The state has stepped in to help by providing COVID-19 testing through third-party providers that are installed outside of hospitals, freeing up hospital emergency room staff and physicians to prioritize other health care needs for the community, he said. Beshear.
The governor said he also requested shock teams from FEMA and has deployed a shock team of nurses to St. Claire Regional Medical Center, which has been overwhelmed treating the influx of COVID-19 patients.
Less than half of Kentucky’s population is fully vaccinated against the virus, according to CDC data.
Reinforcements are also on the way for healthcare workers treating COVID-19 patients in Idaho, Arkansas and Alabama.
Each state will have a 20-person US Army Northern (ARNORTH) team that includes nurses, respiratory therapists and physicians. Six teams have already been deployed, with three teams in Louisiana, two in Mississippi and one in Alabama.
“This is the first time that Defense Department medical resources have been deployed to support both Idaho and Arkansas during the pandemic,” ARNORTH Commander Lt. Gen. Laura J. Richardson said in the statement. “We are proud that we are being asked to support our local, state and federal partners there, and in Alabama, Louisiana and Mississippi, in this government-wide response.”
The deployment of the booster vaccines may be at the end of September
The best protection against hospitalizations, experts have emphasized, is vaccination.
Data from local health departments in Utah, Virginia, and Seattle’s King County suggest that unvaccinated people are at least four times, and up to nine times, more likely than vaccinated people to test positive for covid. -19, and that gap has widened in recent weeks.

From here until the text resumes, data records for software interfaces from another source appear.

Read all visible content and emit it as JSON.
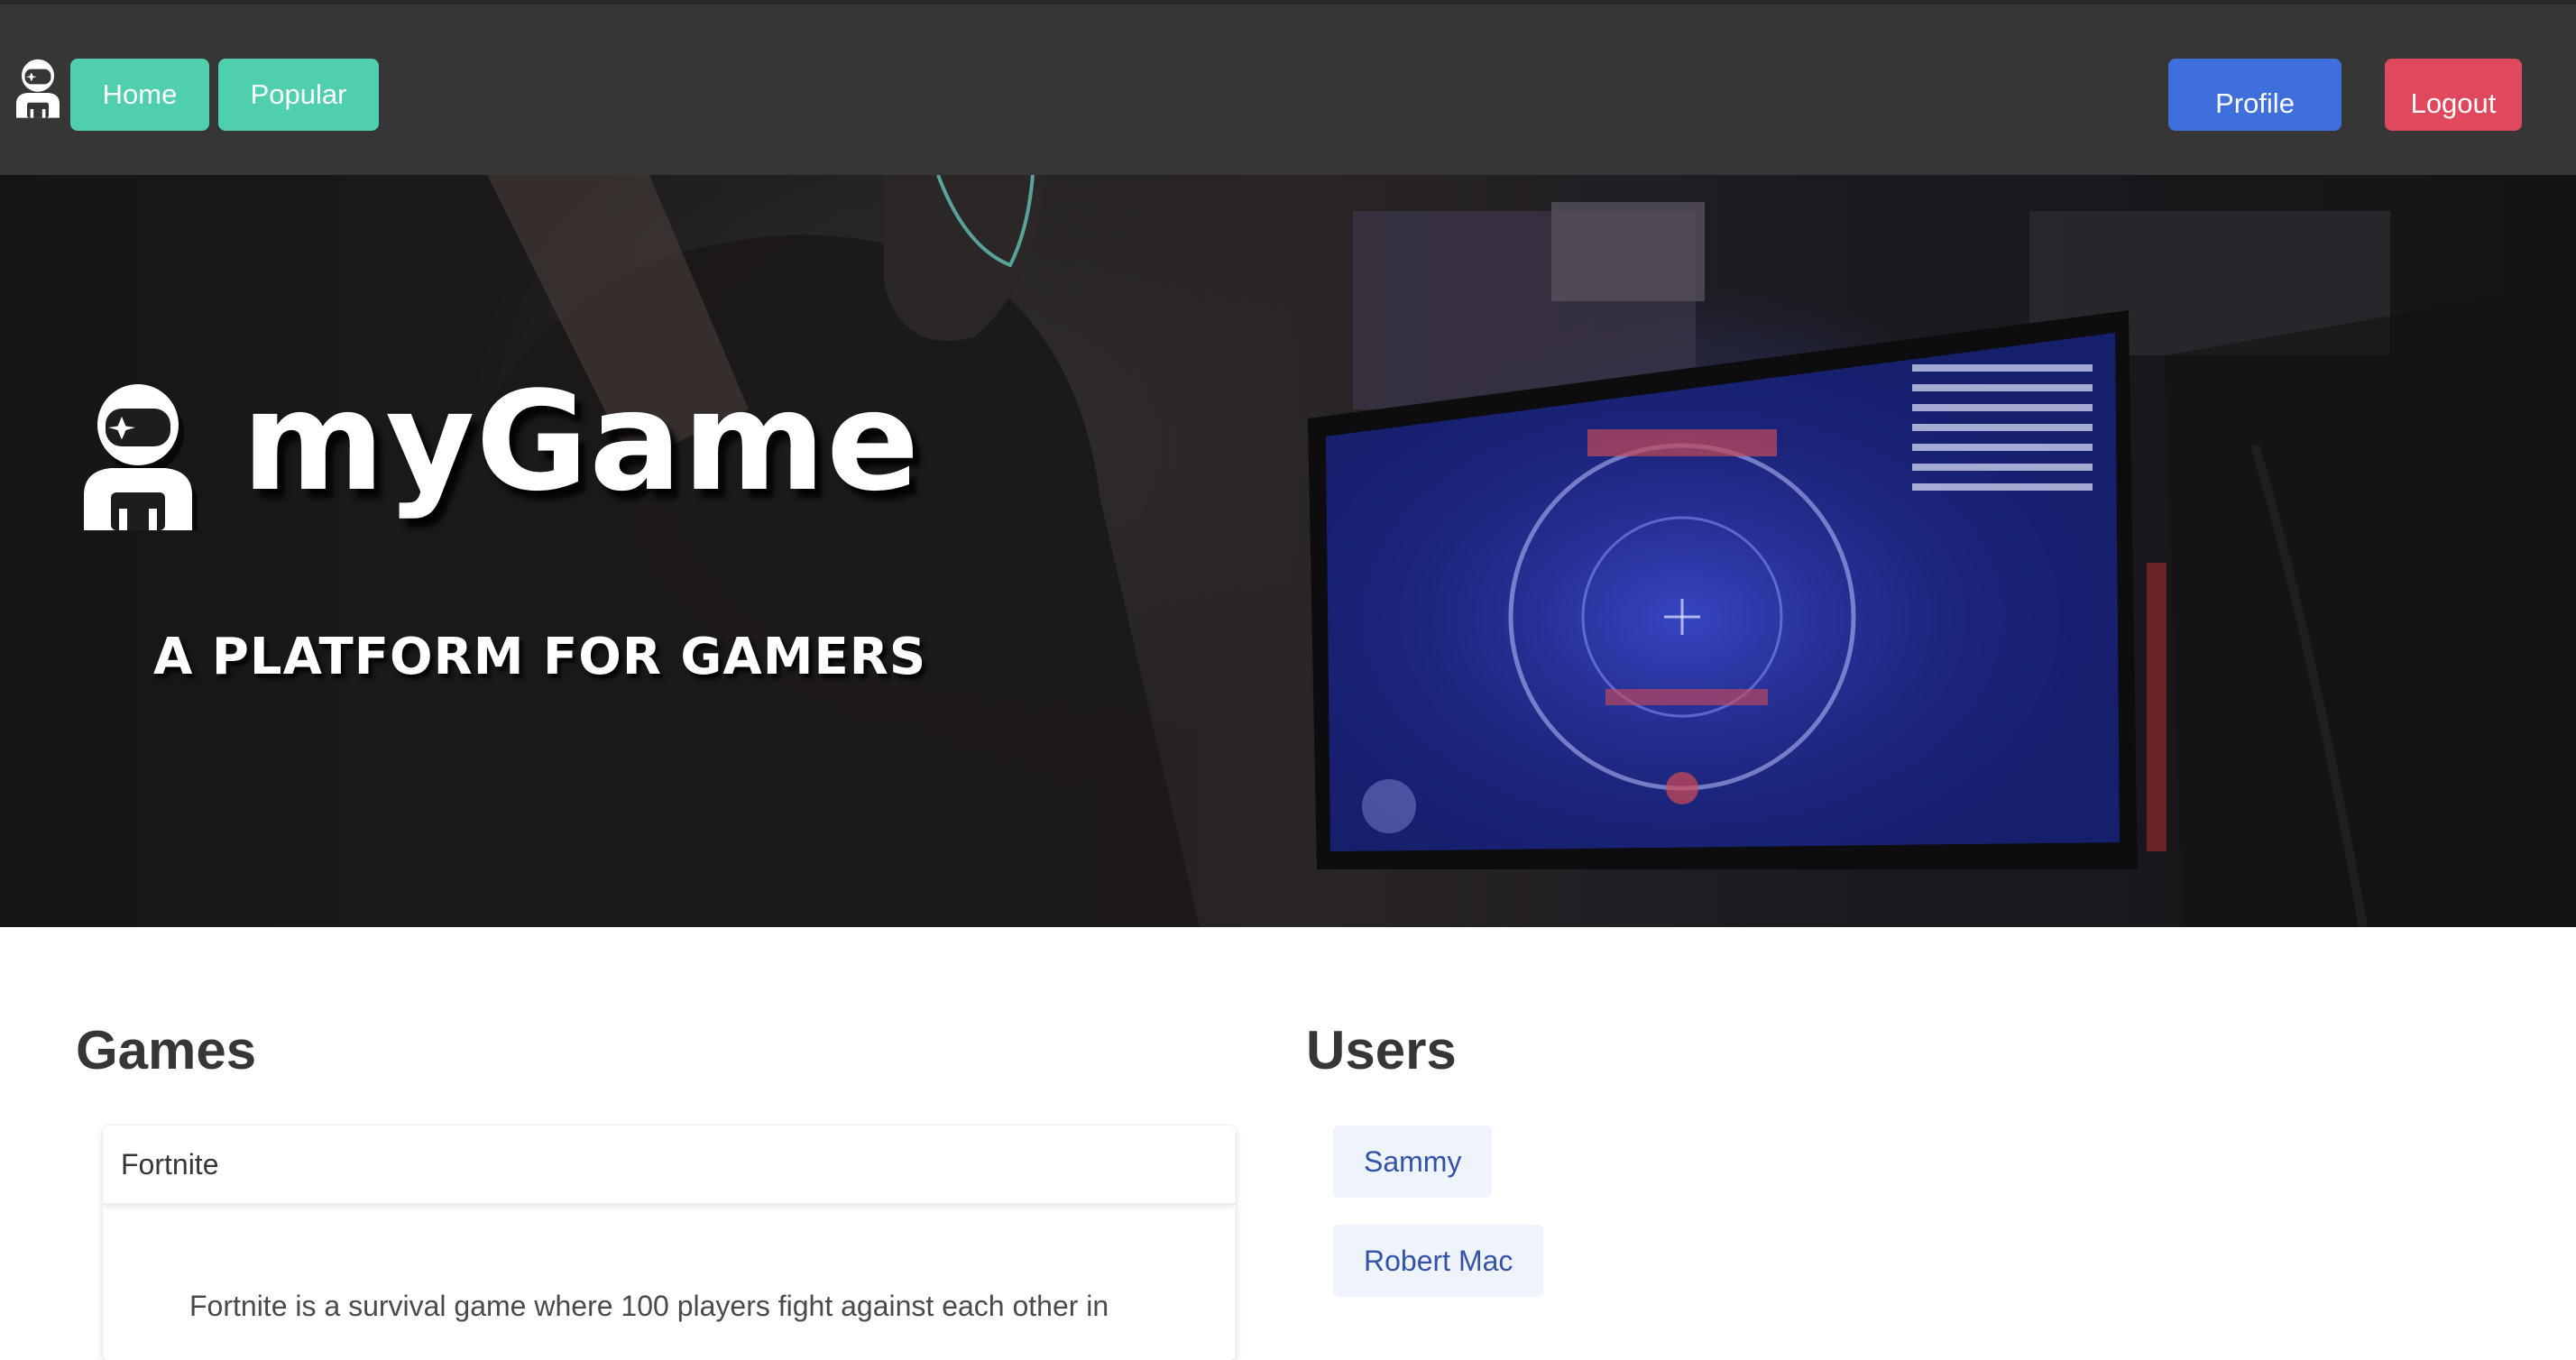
{
  "navbar": {
    "logo_icon": "astronaut-icon",
    "home_label": "Home",
    "popular_label": "Popular",
    "profile_label": "Profile",
    "logout_label": "Logout",
    "colors": {
      "background": "#363636",
      "primary_button": "#4fcfae",
      "profile_button": "#3e6fdc",
      "logout_button": "#e0485e"
    }
  },
  "hero": {
    "logo_icon": "astronaut-icon",
    "title": "myGame",
    "subtitle": "A PLATFORM FOR GAMERS"
  },
  "games": {
    "title": "Games",
    "items": [
      {
        "name": "Fortnite",
        "description": "Fortnite is a survival game where 100 players fight against each other in"
      }
    ]
  },
  "users": {
    "title": "Users",
    "items": [
      {
        "name": "Sammy"
      },
      {
        "name": "Robert Mac"
      }
    ],
    "tag_color": "#eef3fc",
    "tag_text_color": "#3253a8"
  }
}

About 62.5% of the total US population has received at least one dose of the COVID-19 vaccine and 53.2% are fully vaccinated, according to CDC data. Those numbers are not yet at the point that experts say they need to be to protect the majority of Americans.

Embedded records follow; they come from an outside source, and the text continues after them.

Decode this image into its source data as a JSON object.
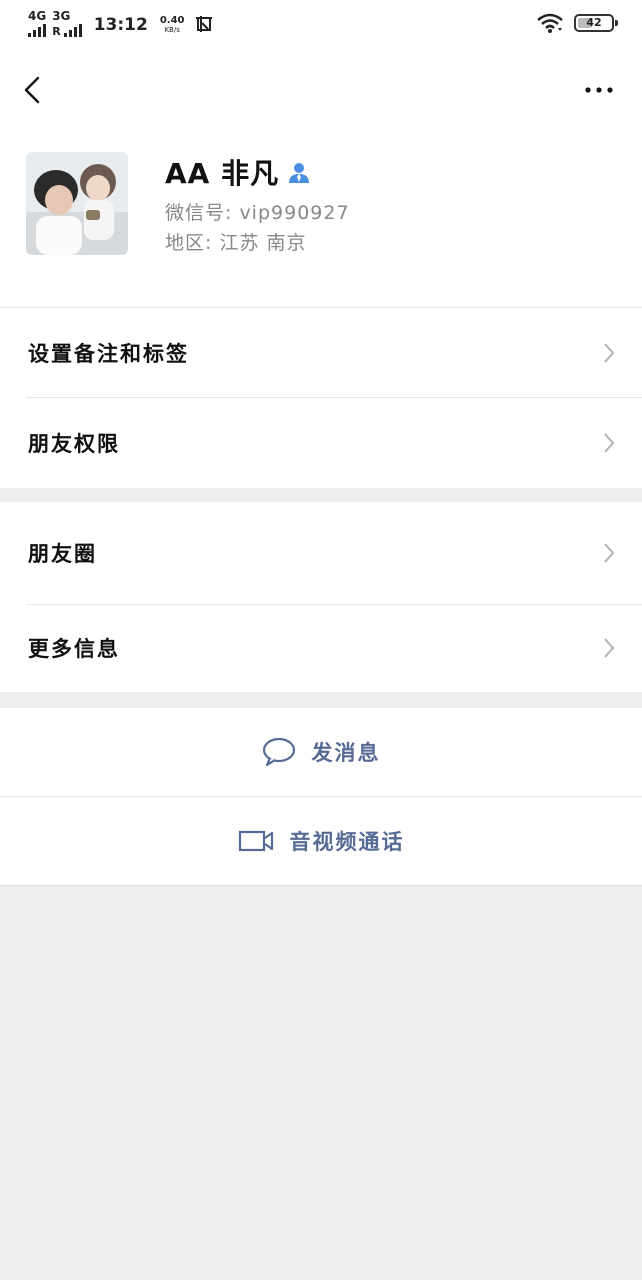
{
  "status_bar": {
    "network1": "4G",
    "network2": "3G",
    "roaming": "R",
    "time": "13:12",
    "speed_value": "0.40",
    "speed_unit": "KB/s",
    "battery_level": "42"
  },
  "navbar": {
    "back_icon": "chevron-left-icon",
    "more_icon": "more-dots-icon"
  },
  "profile": {
    "name": "AA 非凡",
    "wechat_id": "微信号: vip990927",
    "region": "地区: 江苏 南京"
  },
  "menu_group_1": {
    "items": [
      {
        "label": "设置备注和标签"
      },
      {
        "label": "朋友权限"
      }
    ]
  },
  "menu_group_2": {
    "items": [
      {
        "label": "朋友圈"
      },
      {
        "label": "更多信息"
      }
    ]
  },
  "actions": {
    "message_label": "发消息",
    "call_label": "音视频通话"
  },
  "colors": {
    "link_blue": "#576b95",
    "background_gray": "#ededed",
    "contact_icon_blue": "#4a8fe2"
  }
}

In August, the FDA authorized an additional dose of COVID-19 vaccine for certain immunosuppressed people. And as the effort to vaccinate the entire population continues, officials are now preparing for the deployment of booster doses for a larger population.

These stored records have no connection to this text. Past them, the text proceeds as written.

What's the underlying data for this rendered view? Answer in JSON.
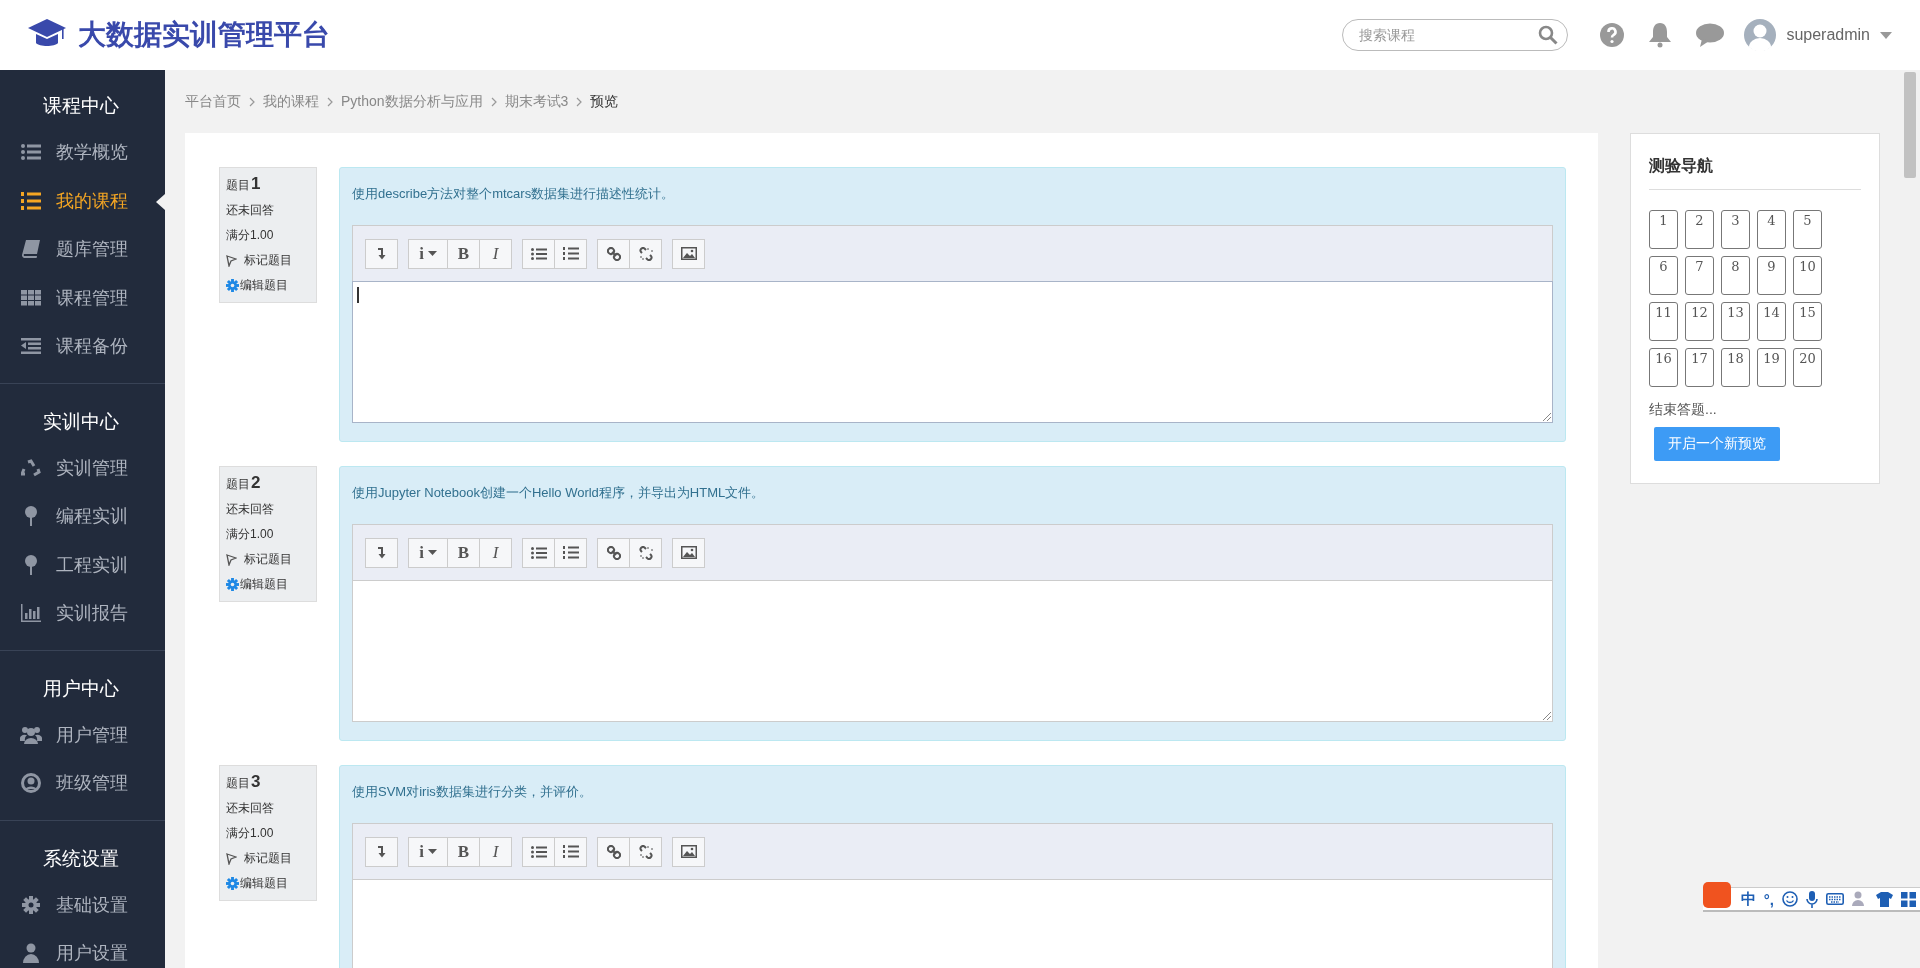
{
  "header": {
    "title": "大数据实训管理平台",
    "search": {
      "placeholder": "搜索课程"
    },
    "username": "superadmin"
  },
  "sidebar": {
    "sections": [
      {
        "title": "课程中心",
        "items": [
          {
            "label": "教学概览",
            "selected": false
          },
          {
            "label": "我的课程",
            "selected": true
          },
          {
            "label": "题库管理",
            "selected": false
          },
          {
            "label": "课程管理",
            "selected": false
          },
          {
            "label": "课程备份",
            "selected": false
          }
        ]
      },
      {
        "title": "实训中心",
        "items": [
          {
            "label": "实训管理",
            "selected": false
          },
          {
            "label": "编程实训",
            "selected": false
          },
          {
            "label": "工程实训",
            "selected": false
          },
          {
            "label": "实训报告",
            "selected": false
          }
        ]
      },
      {
        "title": "用户中心",
        "items": [
          {
            "label": "用户管理",
            "selected": false
          },
          {
            "label": "班级管理",
            "selected": false
          }
        ]
      },
      {
        "title": "系统设置",
        "items": [
          {
            "label": "基础设置",
            "selected": false
          },
          {
            "label": "用户设置",
            "selected": false
          }
        ]
      }
    ]
  },
  "breadcrumb": [
    "平台首页",
    "我的课程",
    "Python数据分析与应用",
    "期末考试3",
    "预览"
  ],
  "questions": [
    {
      "number_label": "题目",
      "number": "1",
      "status": "还未回答",
      "score": "满分1.00",
      "flag": "标记题目",
      "edit": "编辑题目",
      "text": "使用describe方法对整个mtcars数据集进行描述性统计。",
      "focused": true,
      "toolbar": [
        [
          {
            "kind": "collapse"
          }
        ],
        [
          {
            "kind": "para",
            "label": "i"
          },
          {
            "kind": "bold",
            "label": "B"
          },
          {
            "kind": "italic",
            "label": "I"
          }
        ],
        [
          {
            "kind": "ul"
          },
          {
            "kind": "ol"
          }
        ],
        [
          {
            "kind": "link"
          },
          {
            "kind": "unlink"
          }
        ],
        [
          {
            "kind": "image"
          }
        ]
      ]
    },
    {
      "number_label": "题目",
      "number": "2",
      "status": "还未回答",
      "score": "满分1.00",
      "flag": "标记题目",
      "edit": "编辑题目",
      "text": "使用Jupyter Notebook创建一个Hello World程序，并导出为HTML文件。",
      "focused": false,
      "toolbar": [
        [
          {
            "kind": "collapse"
          }
        ],
        [
          {
            "kind": "para",
            "label": "i"
          },
          {
            "kind": "bold",
            "label": "B"
          },
          {
            "kind": "italic",
            "label": "I"
          }
        ],
        [
          {
            "kind": "ul"
          },
          {
            "kind": "ol"
          }
        ],
        [
          {
            "kind": "link"
          },
          {
            "kind": "unlink"
          }
        ],
        [
          {
            "kind": "image"
          }
        ]
      ]
    },
    {
      "number_label": "题目",
      "number": "3",
      "status": "还未回答",
      "score": "满分1.00",
      "flag": "标记题目",
      "edit": "编辑题目",
      "text": "使用SVM对iris数据集进行分类，并评价。",
      "focused": false,
      "toolbar": [
        [
          {
            "kind": "collapse"
          }
        ],
        [
          {
            "kind": "para",
            "label": "i"
          },
          {
            "kind": "bold",
            "label": "B"
          },
          {
            "kind": "italic",
            "label": "I"
          }
        ],
        [
          {
            "kind": "ul"
          },
          {
            "kind": "ol"
          }
        ],
        [
          {
            "kind": "link"
          },
          {
            "kind": "unlink"
          }
        ],
        [
          {
            "kind": "image"
          }
        ]
      ]
    }
  ],
  "quiz_nav": {
    "title": "测验导航",
    "buttons": [
      "1",
      "2",
      "3",
      "4",
      "5",
      "6",
      "7",
      "8",
      "9",
      "10",
      "11",
      "12",
      "13",
      "14",
      "15",
      "16",
      "17",
      "18",
      "19",
      "20"
    ],
    "finish_link": "结束答题...",
    "new_preview_button": "开启一个新预览"
  },
  "ime_toolbar": {
    "mode": "中",
    "punctuation": "°,"
  }
}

The White House is expected to launch its booster vaccine plan the week of September 20, at which point up to 5.2 million people may be eligible to receive their third dose.
The program expects residents to receive the third dose eight months after receiving the second of the two-dose Pfizer-BioNTech or Moderna mRNA vaccines, although the timing may vary.
On Sunday, for example, Fauci predicted Moderna could launch its booster dose later than Pfizer.
The boosters don’t indicate anything is wrong with the first two doses, Fauci said Tuesday. Rather, the third dose can simply be part of a complete vaccine regimen.
Also, it is unclear when the timing will be for a second dose of the single-dose J&J vaccine, which was received by more than 14 million people, according to the CDC.
“That could be two doses for a J&J, but for mRNA, we know from studies that are already underway in Israel now, that when the degree of protection against infections and even serious diseases drops to a certain precarious level, when you give the person that third impulse drastically increases the level of protection. Even more than before the reinforcement, it raises and exceeds the level of protection, “said Fauci.
Jacqueline Howard, Virginia Langmaid, Kaitlan Collins, Elizabeth Stuart, Carma Hassan, and Trends Wide’s Leslie Perrot and Deidre McPhillips contributed to this report.